A friend alerted me recently to the suicide death of a popular mega-church pastor named Thomas Young (see also this blog and a bio here). While we cannot know all that went on in the final moments of this man’s life, there are disturbing statements being made to try and make sense of it.

This man was a Mark Driscoll success story, a bad boy turned preacher and church planter. Yet he chose to abruptly end his life after a fight with his wife. Which raises the question: can a saved person, especially a preacher, be saved and commit suicide? When we read the guy’s conversion story it all seems obvious because of the drastic change in his life. But consider a very similar story here, where the turn-around is attributed to “Alcoholics Anonymous, meditation and looking to a higher power”.

While some would call the other guy’s story a salvation experience, scripture does not support this at all. God is not a vague “higher power” and salvation is only through Jesus. So we have here two very similar lives and “conversions”, but the one that clearly wasn’t saved is not the one who took his own life.

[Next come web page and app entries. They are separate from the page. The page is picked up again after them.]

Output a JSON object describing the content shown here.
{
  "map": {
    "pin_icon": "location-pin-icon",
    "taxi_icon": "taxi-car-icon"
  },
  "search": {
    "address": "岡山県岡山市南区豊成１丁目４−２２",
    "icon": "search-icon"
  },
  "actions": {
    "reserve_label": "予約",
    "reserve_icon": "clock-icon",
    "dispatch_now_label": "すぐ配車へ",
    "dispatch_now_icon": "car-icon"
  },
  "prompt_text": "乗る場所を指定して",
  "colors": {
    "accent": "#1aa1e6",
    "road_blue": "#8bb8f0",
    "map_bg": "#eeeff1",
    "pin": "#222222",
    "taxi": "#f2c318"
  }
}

And that brings me to the disturbing statements. He was not “called to go home to be with his heavenly father”; he “called” himself. He did not “make a bad choice” as if he had been trying to decide which suit to wear; he chose to punish his family and God for things that weren’t going his way. And if “the father of lies deceived him”, then God lied when He promised to keep us from falling and to prevent us from suffering anything that we could not bear (Mt. 6:13, John 17:15, 2 Thes. 3:3, 1 Cor. 10:13, 1 Peter 1:5, 1 John 5:18, Jude 1:24). It also absolves the man of any accountability to say “the devil made him do it”. And don’t these people always say that Eve and all women are the deceivable ones? If a man like this can be so deceived, then who was he “covering”?

Again, we cannot know whether there might have been some chemical imbalance or anything, and God is still the ultimate Judge of souls. But if we can only explain the suicide of an apparent believer by denying scriptural promises, then we don’t have any grasp of the great salvation we preach. And since unbelievers can mimic the same changed lives, and sometimes greater peace and self-control, then we have all the more reason to carefully consider what it is that saves and how we can recognize a fellow believer.

This incident highlights the vital need to sharply define the gospel. Spirit and Truth must walk together, and above all, no Christian leader should ever be unaccountable to others who are not in his or her “inner group”. There are always signs and red flags preceding a “choice” of this magnitude, and somebody somewhere along the line was not facing them or wasn’t allowed to speak of them. And we must wonder why this church planter, this life so changed, this preacher of righteousness, was in possession of a loaded gun during a fight with his wife.

When things don’t add up, we are most unloving if we turn a blind eye or try to cover it up so nobody ever learns a lesson. Keeping quiet is never the answer.

Posted 2009-12-07 under salvation, behavior, faith, behavior, relationships, roles, religion, male supremacism